• _WHAT THE TASK REQUIRES_: Please copy each line of the listing below in which the word "JSON" appears.
———
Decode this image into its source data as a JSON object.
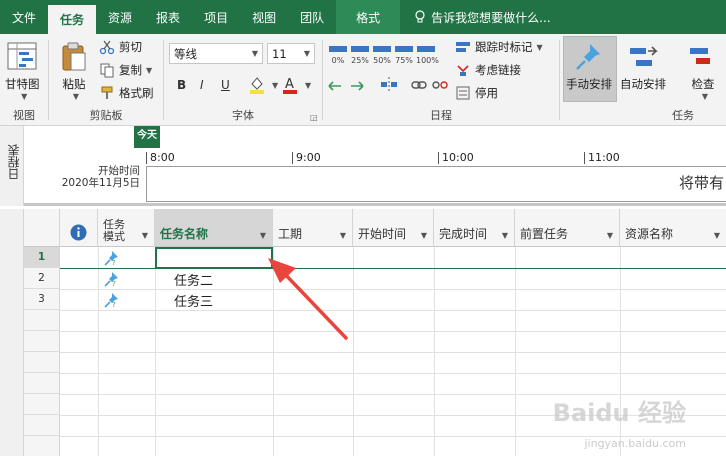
{
  "tabs": [
    {
      "label": "文件"
    },
    {
      "label": "任务",
      "active": true
    },
    {
      "label": "资源"
    },
    {
      "label": "报表"
    },
    {
      "label": "项目"
    },
    {
      "label": "视图"
    },
    {
      "label": "团队"
    }
  ],
  "format_tab": "格式",
  "tell_me": "告诉我您想要做什么...",
  "ribbon": {
    "view_group": {
      "label": "视图",
      "gantt": "甘特图"
    },
    "clipboard_group": {
      "label": "剪贴板",
      "paste": "粘贴",
      "cut": "剪切",
      "copy": "复制",
      "format_painter": "格式刷"
    },
    "font_group": {
      "label": "字体",
      "font_name": "等线",
      "font_size": "11",
      "bold": "B",
      "italic": "I",
      "underline": "U"
    },
    "schedule_group": {
      "label": "日程",
      "percents": [
        "0%",
        "25%",
        "50%",
        "75%",
        "100%"
      ],
      "mark_on_track": "跟踪时标记",
      "respect_links": "考虑链接",
      "inactivate": "停用"
    },
    "tasks_group": {
      "label": "任务",
      "manual": "手动安排",
      "auto": "自动安排",
      "inspect": "检查"
    }
  },
  "timeline": {
    "side_label": "日程表",
    "start_label": "开始时间",
    "start_date": "2020年11月5日",
    "today": "今天",
    "ticks": [
      "8:00",
      "9:00",
      "10:00",
      "11:00"
    ],
    "hint": "将带有"
  },
  "grid": {
    "columns": {
      "info": "i",
      "mode": "任务\n模式",
      "name": "任务名称",
      "duration": "工期",
      "start": "开始时间",
      "finish": "完成时间",
      "pred": "前置任务",
      "resource": "资源名称"
    },
    "rows": [
      {
        "num": "1",
        "name": ""
      },
      {
        "num": "2",
        "name": "任务二"
      },
      {
        "num": "3",
        "name": "任务三"
      }
    ]
  },
  "watermark": {
    "main": "Baidu 经验",
    "sub": "jingyan.baidu.com"
  },
  "colors": {
    "accent": "#217346",
    "arrow": "#e8463c",
    "bar_blue": "#3a75c4"
  }
}
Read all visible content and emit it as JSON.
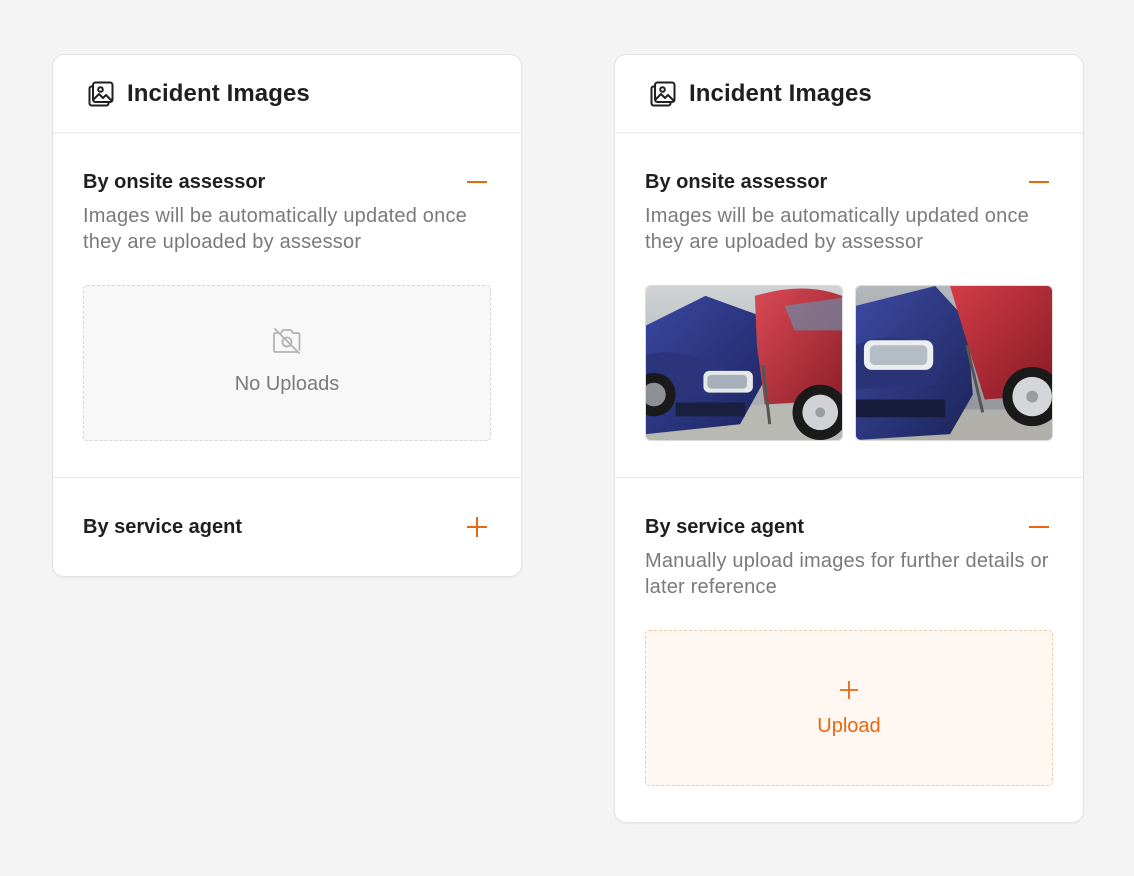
{
  "colors": {
    "accent": "#e8670f",
    "muted_text": "#7a7a7a",
    "heading_text": "#1f1f1f",
    "card_border": "#e3e3e3"
  },
  "cards": [
    {
      "header": {
        "title": "Incident Images",
        "icon": "images-icon"
      },
      "onsite": {
        "title": "By onsite assessor",
        "toggle": "minus-icon",
        "description": "Images will be automatically updated once they are uploaded by assessor",
        "empty_label": "No Uploads",
        "empty_icon": "no-camera-icon"
      },
      "service": {
        "title": "By service agent",
        "toggle": "plus-icon"
      }
    },
    {
      "header": {
        "title": "Incident Images",
        "icon": "images-icon"
      },
      "onsite": {
        "title": "By onsite assessor",
        "toggle": "minus-icon",
        "description": "Images will be automatically updated once they are uploaded by assessor",
        "photos": [
          "car-collision-photo",
          "car-collision-photo"
        ]
      },
      "service": {
        "title": "By service agent",
        "toggle": "minus-icon",
        "description": "Manually upload images for further details or later reference",
        "upload_label": "Upload"
      }
    }
  ]
}
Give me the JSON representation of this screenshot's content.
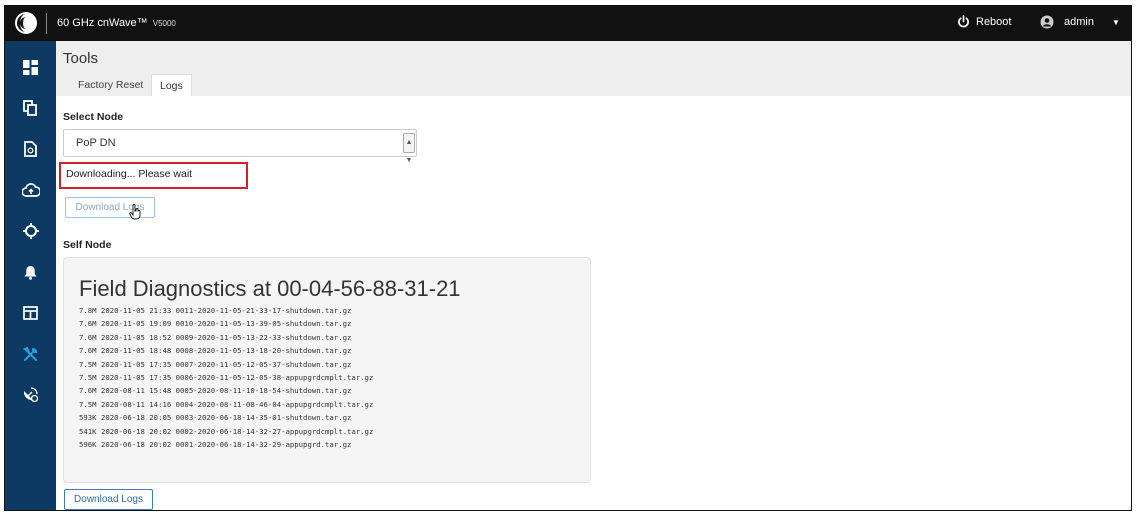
{
  "topbar": {
    "app_title": "60 GHz cnWave™",
    "model": "V5000",
    "reboot_label": "Reboot",
    "user_label": "admin",
    "icons": {
      "logo": "cambium-logo-icon",
      "reboot": "power-icon",
      "user": "user-circle-icon",
      "caret": "caret-down-icon"
    }
  },
  "sidebar": {
    "items": [
      {
        "icon": "dashboard-icon",
        "active": false
      },
      {
        "icon": "copy-icon",
        "active": false
      },
      {
        "icon": "document-gear-icon",
        "active": false
      },
      {
        "icon": "cloud-upload-icon",
        "active": false
      },
      {
        "icon": "crosshair-icon",
        "active": false
      },
      {
        "icon": "bell-icon",
        "active": false
      },
      {
        "icon": "layout-icon",
        "active": false
      },
      {
        "icon": "tools-icon",
        "active": true
      },
      {
        "icon": "satellite-dish-icon",
        "active": false
      }
    ],
    "active_color": "#2d9cdb",
    "icon_color": "#ffffff"
  },
  "page": {
    "title": "Tools",
    "tabs": [
      {
        "label": "Factory Reset",
        "active": false
      },
      {
        "label": "Logs",
        "active": true
      }
    ]
  },
  "logs": {
    "select_label": "Select Node",
    "selected_node": "PoP DN",
    "status_text": "Downloading... Please wait",
    "download_button_label": "Download Logs",
    "self_node_label": "Self Node",
    "diagnostics_title": "Field Diagnostics at 00-04-56-88-31-21",
    "files": [
      "7.8M 2020-11-05 21:33 0011-2020-11-05-21-33-17-shutdown.tar.gz",
      "7.6M 2020-11-05 19:09 0010-2020-11-05-13-39-05-shutdown.tar.gz",
      "7.6M 2020-11-05 18:52 0009-2020-11-05-13-22-33-shutdown.tar.gz",
      "7.6M 2020-11-05 18:48 0008-2020-11-05-13-18-20-shutdown.tar.gz",
      "7.5M 2020-11-05 17:35 0007-2020-11-05-12-05-37-shutdown.tar.gz",
      "7.5M 2020-11-05 17:35 0006-2020-11-05-12-05-38-appupgrdcmplt.tar.gz",
      "7.6M 2020-08-11 15:48 0005-2020-08-11-10-18-54-shutdown.tar.gz",
      "7.5M 2020-08-11 14:16 0004-2020-08-11-08-46-04-appupgrdcmplt.tar.gz",
      "593K 2020-06-18 20:05 0003-2020-06-18-14-35-01-shutdown.tar.gz",
      "541K 2020-06-18 20:02 0002-2020-06-18-14-32-27-appupgrdcmplt.tar.gz",
      "596K 2020-06-18 20:02 0001-2020-06-18-14-32-29-appupgrd.tar.gz"
    ]
  },
  "colors": {
    "topbar_bg": "#111111",
    "sidebar_bg": "#0d3a63",
    "status_border": "#d2202a",
    "button_border": "#3b7dc0"
  }
}
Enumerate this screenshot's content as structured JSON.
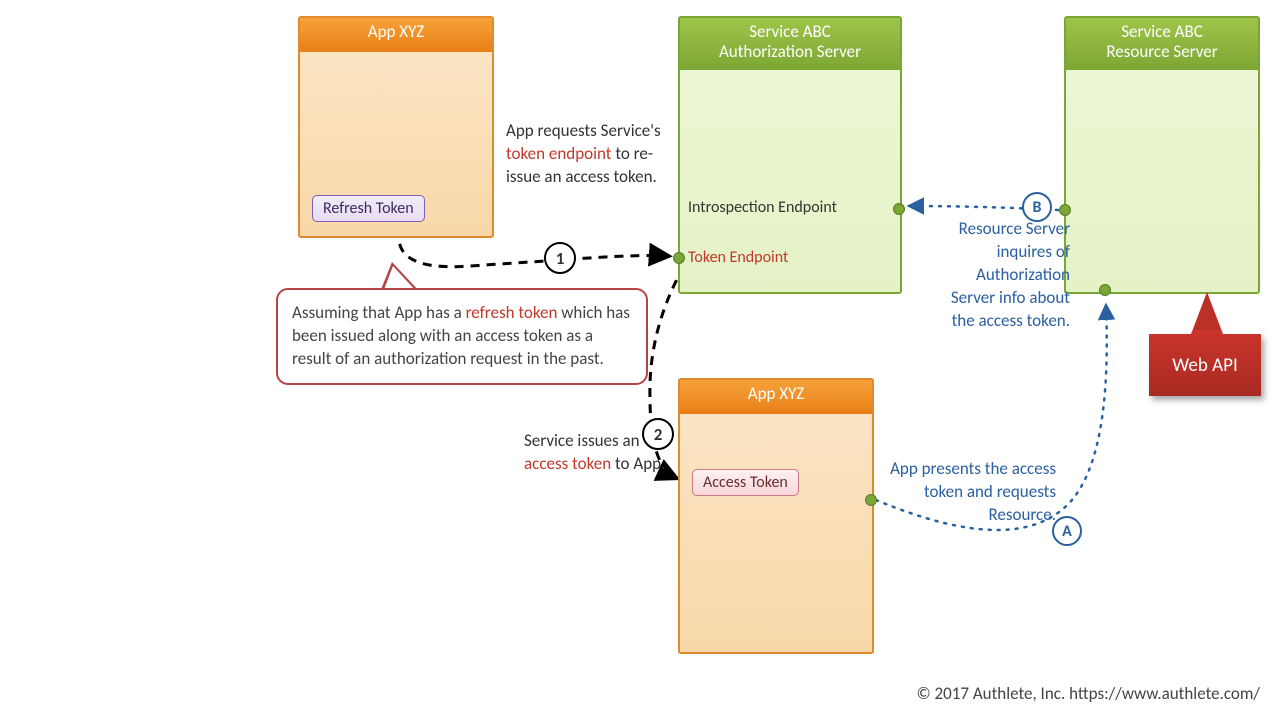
{
  "boxes": {
    "app1_title": "App XYZ",
    "auth_title": "Service ABC\nAuthorization Server",
    "res_title": "Service ABC\nResource Server",
    "app2_title": "App XYZ"
  },
  "tokens": {
    "refresh": "Refresh Token",
    "access": "Access Token"
  },
  "endpoints": {
    "introspection": "Introspection Endpoint",
    "token": "Token Endpoint"
  },
  "callout": {
    "pre": "Assuming that App has a ",
    "hl": "refresh token",
    "post": " which has been issued along with an access token as a result of an authorization request in the past."
  },
  "note1": {
    "pre": "App requests Service's ",
    "hl": "token endpoint",
    "post": " to re-issue an access token."
  },
  "note2": {
    "pre": "Service issues an ",
    "hl": "access token",
    "post": " to App."
  },
  "note3": "App presents the access token and requests Resource.",
  "note4": "Resource Server inquires of Authorization Server info about the access token.",
  "steps": {
    "s1": "1",
    "s2": "2",
    "sA": "A",
    "sB": "B"
  },
  "flag": "Web API",
  "footer": "© 2017 Authlete, Inc.  https://www.authlete.com/"
}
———
• _TASK SOLUTION_:
Decode this image into its source data as a JSON object.
Read all visible content and emit it as JSON.
Give me the JSON representation of this screenshot's content.
Enumerate this screenshot's content as structured JSON.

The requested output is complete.